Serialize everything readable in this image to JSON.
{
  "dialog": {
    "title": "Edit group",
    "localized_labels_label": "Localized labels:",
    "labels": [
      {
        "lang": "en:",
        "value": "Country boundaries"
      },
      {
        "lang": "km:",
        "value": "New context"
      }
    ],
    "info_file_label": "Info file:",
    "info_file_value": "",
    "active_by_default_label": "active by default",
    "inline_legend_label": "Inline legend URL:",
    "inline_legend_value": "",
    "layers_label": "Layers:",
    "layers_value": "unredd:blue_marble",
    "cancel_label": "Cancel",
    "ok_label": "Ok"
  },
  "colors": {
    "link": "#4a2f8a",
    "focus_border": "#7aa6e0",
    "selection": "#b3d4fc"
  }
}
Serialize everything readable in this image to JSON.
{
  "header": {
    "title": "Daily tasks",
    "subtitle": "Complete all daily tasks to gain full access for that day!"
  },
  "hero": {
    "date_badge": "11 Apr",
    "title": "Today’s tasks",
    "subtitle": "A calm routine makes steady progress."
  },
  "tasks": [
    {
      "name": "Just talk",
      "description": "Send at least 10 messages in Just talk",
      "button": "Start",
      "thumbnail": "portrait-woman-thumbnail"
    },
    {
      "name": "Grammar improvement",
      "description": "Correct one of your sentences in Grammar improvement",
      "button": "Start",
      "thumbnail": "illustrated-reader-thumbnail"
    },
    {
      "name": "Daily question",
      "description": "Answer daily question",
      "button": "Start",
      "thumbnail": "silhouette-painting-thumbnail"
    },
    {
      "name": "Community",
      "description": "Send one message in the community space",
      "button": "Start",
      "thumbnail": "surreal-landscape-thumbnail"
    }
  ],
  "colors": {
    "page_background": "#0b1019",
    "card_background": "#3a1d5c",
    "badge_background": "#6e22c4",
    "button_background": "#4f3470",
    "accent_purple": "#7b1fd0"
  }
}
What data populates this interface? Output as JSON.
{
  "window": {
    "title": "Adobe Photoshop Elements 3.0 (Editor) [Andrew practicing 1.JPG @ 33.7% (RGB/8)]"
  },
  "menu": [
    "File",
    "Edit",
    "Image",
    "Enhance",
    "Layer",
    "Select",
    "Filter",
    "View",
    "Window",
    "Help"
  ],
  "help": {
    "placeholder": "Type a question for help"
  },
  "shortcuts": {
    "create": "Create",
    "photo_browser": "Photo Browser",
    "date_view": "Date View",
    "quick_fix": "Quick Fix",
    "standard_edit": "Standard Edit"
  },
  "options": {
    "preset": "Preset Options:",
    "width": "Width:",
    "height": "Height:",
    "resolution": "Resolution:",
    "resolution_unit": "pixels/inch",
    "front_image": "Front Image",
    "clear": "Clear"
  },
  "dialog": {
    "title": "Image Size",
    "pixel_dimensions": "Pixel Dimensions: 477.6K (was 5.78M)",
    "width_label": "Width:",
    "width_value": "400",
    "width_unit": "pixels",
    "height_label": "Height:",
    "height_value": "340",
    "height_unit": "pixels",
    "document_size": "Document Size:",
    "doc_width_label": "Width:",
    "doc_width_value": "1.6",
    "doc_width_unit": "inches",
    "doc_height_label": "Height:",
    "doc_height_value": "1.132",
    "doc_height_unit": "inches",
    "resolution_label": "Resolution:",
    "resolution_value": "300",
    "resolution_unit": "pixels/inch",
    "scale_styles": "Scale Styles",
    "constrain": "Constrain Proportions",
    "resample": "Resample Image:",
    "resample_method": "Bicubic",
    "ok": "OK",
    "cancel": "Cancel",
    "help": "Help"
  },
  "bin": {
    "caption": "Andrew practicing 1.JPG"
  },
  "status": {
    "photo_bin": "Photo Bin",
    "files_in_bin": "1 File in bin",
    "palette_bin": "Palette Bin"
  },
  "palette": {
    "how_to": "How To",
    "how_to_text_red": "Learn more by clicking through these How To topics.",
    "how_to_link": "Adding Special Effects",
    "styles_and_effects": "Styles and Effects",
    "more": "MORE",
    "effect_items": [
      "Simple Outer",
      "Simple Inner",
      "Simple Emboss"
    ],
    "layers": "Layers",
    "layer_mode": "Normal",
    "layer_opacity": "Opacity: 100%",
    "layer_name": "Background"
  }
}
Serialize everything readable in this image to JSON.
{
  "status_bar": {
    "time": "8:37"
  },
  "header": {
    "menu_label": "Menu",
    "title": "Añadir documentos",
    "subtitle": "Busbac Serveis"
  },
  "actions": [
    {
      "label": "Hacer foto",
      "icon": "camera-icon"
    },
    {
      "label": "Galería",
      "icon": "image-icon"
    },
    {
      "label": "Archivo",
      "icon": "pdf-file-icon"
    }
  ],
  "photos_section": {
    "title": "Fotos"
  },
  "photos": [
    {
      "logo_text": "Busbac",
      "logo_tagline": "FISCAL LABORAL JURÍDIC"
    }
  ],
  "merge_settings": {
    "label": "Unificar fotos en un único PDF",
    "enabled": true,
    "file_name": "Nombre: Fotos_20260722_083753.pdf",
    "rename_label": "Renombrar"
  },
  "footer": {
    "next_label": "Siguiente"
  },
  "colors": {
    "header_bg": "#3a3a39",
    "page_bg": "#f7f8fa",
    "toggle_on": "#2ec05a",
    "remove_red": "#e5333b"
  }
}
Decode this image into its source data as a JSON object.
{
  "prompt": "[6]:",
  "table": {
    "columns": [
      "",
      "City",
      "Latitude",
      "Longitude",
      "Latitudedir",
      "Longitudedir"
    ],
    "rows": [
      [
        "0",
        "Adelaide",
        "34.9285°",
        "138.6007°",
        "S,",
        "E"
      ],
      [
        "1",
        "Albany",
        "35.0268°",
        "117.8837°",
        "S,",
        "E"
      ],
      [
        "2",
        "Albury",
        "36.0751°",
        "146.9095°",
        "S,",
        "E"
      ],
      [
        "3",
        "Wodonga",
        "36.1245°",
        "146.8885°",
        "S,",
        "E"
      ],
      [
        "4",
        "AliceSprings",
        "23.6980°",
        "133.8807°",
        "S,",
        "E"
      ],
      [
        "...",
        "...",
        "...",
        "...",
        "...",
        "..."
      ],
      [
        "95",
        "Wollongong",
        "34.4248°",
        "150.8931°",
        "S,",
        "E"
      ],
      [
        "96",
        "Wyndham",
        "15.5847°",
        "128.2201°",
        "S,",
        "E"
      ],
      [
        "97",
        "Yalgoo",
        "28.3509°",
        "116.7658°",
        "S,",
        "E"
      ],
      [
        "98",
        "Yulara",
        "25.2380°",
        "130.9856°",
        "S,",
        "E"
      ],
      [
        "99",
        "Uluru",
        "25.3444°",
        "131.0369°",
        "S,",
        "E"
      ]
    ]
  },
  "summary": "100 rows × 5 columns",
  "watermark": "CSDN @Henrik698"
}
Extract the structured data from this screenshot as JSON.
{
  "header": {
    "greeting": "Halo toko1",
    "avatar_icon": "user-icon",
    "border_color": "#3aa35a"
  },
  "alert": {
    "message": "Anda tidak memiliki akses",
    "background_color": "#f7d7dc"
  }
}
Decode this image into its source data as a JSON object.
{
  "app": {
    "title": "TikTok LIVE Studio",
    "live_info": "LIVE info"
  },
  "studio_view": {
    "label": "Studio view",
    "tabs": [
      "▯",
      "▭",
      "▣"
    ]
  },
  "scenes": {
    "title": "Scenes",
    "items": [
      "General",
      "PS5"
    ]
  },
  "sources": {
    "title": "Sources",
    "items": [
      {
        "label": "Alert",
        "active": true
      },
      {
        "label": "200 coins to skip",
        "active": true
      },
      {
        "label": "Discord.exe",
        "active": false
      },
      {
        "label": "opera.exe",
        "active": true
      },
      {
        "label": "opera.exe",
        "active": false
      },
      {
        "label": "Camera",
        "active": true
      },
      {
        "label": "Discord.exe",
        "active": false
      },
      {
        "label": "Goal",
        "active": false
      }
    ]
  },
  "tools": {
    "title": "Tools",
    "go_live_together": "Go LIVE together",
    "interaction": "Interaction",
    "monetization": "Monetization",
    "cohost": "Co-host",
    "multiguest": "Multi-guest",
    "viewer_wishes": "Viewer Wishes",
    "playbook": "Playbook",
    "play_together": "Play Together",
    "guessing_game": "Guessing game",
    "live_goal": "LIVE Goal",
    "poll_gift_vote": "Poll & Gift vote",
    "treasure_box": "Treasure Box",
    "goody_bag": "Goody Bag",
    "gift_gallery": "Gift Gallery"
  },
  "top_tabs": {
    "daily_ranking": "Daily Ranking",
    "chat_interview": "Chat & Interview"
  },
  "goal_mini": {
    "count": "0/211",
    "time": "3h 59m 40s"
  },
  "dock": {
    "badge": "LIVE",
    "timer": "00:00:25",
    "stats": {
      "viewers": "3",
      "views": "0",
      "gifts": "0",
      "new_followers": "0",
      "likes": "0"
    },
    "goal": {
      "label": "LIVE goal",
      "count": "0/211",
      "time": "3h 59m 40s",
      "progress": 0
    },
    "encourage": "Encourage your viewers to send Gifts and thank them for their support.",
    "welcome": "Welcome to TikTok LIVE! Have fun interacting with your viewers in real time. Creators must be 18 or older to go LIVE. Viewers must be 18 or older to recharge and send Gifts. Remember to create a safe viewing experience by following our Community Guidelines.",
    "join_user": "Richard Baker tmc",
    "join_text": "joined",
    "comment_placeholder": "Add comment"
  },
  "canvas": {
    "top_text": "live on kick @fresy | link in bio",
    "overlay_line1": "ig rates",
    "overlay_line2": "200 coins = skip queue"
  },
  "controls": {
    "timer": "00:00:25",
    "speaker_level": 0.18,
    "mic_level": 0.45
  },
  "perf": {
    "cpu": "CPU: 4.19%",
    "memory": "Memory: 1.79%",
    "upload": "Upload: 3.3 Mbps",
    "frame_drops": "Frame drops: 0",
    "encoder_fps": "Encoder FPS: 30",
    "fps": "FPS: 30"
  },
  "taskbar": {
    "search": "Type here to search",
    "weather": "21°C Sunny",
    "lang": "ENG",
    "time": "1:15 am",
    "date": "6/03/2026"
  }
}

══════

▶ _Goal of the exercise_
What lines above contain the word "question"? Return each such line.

▶ _Expected answer_
      "name": "Daily question",
      "description": "Answer daily question",
    "placeholder": "Type a question for help"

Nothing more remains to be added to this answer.